[Page and application data records]
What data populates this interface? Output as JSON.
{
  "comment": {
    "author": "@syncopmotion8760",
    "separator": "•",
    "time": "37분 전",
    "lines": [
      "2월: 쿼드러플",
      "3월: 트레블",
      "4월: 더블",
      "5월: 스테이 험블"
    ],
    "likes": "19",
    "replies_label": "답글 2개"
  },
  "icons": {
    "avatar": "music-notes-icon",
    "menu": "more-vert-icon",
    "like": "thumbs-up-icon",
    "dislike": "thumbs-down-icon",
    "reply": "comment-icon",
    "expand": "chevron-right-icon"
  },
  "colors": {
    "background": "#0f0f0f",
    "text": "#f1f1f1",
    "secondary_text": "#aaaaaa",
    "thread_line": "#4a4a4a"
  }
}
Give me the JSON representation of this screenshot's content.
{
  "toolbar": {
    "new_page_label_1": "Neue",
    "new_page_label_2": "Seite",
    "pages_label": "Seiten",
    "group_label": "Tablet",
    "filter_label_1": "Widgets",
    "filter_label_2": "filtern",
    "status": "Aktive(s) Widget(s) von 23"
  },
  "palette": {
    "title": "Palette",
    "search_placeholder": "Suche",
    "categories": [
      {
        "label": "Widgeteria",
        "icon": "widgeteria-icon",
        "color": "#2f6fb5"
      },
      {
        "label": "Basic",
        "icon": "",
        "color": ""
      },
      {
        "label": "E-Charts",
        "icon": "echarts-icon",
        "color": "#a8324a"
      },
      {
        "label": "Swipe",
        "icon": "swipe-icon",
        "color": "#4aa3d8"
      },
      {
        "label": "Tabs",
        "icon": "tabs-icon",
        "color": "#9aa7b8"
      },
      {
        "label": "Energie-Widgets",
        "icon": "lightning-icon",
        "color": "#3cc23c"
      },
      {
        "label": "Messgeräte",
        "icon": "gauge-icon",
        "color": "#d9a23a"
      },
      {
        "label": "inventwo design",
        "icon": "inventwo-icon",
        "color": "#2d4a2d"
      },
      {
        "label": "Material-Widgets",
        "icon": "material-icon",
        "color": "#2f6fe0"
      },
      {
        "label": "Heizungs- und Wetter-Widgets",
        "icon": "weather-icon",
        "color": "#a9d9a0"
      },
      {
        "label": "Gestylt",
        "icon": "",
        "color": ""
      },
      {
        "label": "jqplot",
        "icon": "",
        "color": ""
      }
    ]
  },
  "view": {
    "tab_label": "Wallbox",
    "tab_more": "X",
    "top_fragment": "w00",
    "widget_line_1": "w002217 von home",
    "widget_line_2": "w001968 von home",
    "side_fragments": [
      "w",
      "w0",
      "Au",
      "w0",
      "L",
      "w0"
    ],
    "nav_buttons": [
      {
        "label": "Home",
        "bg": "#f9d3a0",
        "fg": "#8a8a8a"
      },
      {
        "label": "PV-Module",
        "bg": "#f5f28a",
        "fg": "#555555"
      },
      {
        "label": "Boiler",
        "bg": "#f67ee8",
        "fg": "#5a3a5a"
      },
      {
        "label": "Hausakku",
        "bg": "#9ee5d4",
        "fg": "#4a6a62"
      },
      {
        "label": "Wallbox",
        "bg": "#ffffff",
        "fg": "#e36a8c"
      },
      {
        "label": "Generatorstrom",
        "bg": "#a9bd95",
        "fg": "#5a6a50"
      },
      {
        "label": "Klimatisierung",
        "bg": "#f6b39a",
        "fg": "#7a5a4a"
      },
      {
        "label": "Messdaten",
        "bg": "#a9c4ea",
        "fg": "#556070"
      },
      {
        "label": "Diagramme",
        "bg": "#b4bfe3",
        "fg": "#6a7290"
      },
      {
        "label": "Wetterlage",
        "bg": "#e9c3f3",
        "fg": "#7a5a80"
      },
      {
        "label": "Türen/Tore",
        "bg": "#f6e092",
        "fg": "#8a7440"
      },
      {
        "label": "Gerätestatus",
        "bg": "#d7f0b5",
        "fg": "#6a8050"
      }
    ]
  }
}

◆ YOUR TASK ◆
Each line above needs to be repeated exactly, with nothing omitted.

◆ ANSWER BELOW ◆
What data populates this interface? Output as JSON.
{
  "comment": {
    "author": "@syncopmotion8760",
    "separator": "•",
    "time": "37분 전",
    "lines": [
      "2월: 쿼드러플",
      "3월: 트레블",
      "4월: 더블",
      "5월: 스테이 험블"
    ],
    "likes": "19",
    "replies_label": "답글 2개"
  },
  "icons": {
    "avatar": "music-notes-icon",
    "menu": "more-vert-icon",
    "like": "thumbs-up-icon",
    "dislike": "thumbs-down-icon",
    "reply": "comment-icon",
    "expand": "chevron-right-icon"
  },
  "colors": {
    "background": "#0f0f0f",
    "text": "#f1f1f1",
    "secondary_text": "#aaaaaa",
    "thread_line": "#4a4a4a"
  }
}
Give me the JSON representation of this screenshot's content.
{
  "toolbar": {
    "new_page_label_1": "Neue",
    "new_page_label_2": "Seite",
    "pages_label": "Seiten",
    "group_label": "Tablet",
    "filter_label_1": "Widgets",
    "filter_label_2": "filtern",
    "status": "Aktive(s) Widget(s) von 23"
  },
  "palette": {
    "title": "Palette",
    "search_placeholder": "Suche",
    "categories": [
      {
        "label": "Widgeteria",
        "icon": "widgeteria-icon",
        "color": "#2f6fb5"
      },
      {
        "label": "Basic",
        "icon": "",
        "color": ""
      },
      {
        "label": "E-Charts",
        "icon": "echarts-icon",
        "color": "#a8324a"
      },
      {
        "label": "Swipe",
        "icon": "swipe-icon",
        "color": "#4aa3d8"
      },
      {
        "label": "Tabs",
        "icon": "tabs-icon",
        "color": "#9aa7b8"
      },
      {
        "label": "Energie-Widgets",
        "icon": "lightning-icon",
        "color": "#3cc23c"
      },
      {
        "label": "Messgeräte",
        "icon": "gauge-icon",
        "color": "#d9a23a"
      },
      {
        "label": "inventwo design",
        "icon": "inventwo-icon",
        "color": "#2d4a2d"
      },
      {
        "label": "Material-Widgets",
        "icon": "material-icon",
        "color": "#2f6fe0"
      },
      {
        "label": "Heizungs- und Wetter-Widgets",
        "icon": "weather-icon",
        "color": "#a9d9a0"
      },
      {
        "label": "Gestylt",
        "icon": "",
        "color": ""
      },
      {
        "label": "jqplot",
        "icon": "",
        "color": ""
      }
    ]
  },
  "view": {
    "tab_label": "Wallbox",
    "tab_more": "X",
    "top_fragment": "w00",
    "widget_line_1": "w002217 von home",
    "widget_line_2": "w001968 von home",
    "side_fragments": [
      "w",
      "w0",
      "Au",
      "w0",
      "L",
      "w0"
    ],
    "nav_buttons": [
      {
        "label": "Home",
        "bg": "#f9d3a0",
        "fg": "#8a8a8a"
      },
      {
        "label": "PV-Module",
        "bg": "#f5f28a",
        "fg": "#555555"
      },
      {
        "label": "Boiler",
        "bg": "#f67ee8",
        "fg": "#5a3a5a"
      },
      {
        "label": "Hausakku",
        "bg": "#9ee5d4",
        "fg": "#4a6a62"
      },
      {
        "label": "Wallbox",
        "bg": "#ffffff",
        "fg": "#e36a8c"
      },
      {
        "label": "Generatorstrom",
        "bg": "#a9bd95",
        "fg": "#5a6a50"
      },
      {
        "label": "Klimatisierung",
        "bg": "#f6b39a",
        "fg": "#7a5a4a"
      },
      {
        "label": "Messdaten",
        "bg": "#a9c4ea",
        "fg": "#556070"
      },
      {
        "label": "Diagramme",
        "bg": "#b4bfe3",
        "fg": "#6a7290"
      },
      {
        "label": "Wetterlage",
        "bg": "#e9c3f3",
        "fg": "#7a5a80"
      },
      {
        "label": "Türen/Tore",
        "bg": "#f6e092",
        "fg": "#8a7440"
      },
      {
        "label": "Gerätestatus",
        "bg": "#d7f0b5",
        "fg": "#6a8050"
      }
    ]
  }
}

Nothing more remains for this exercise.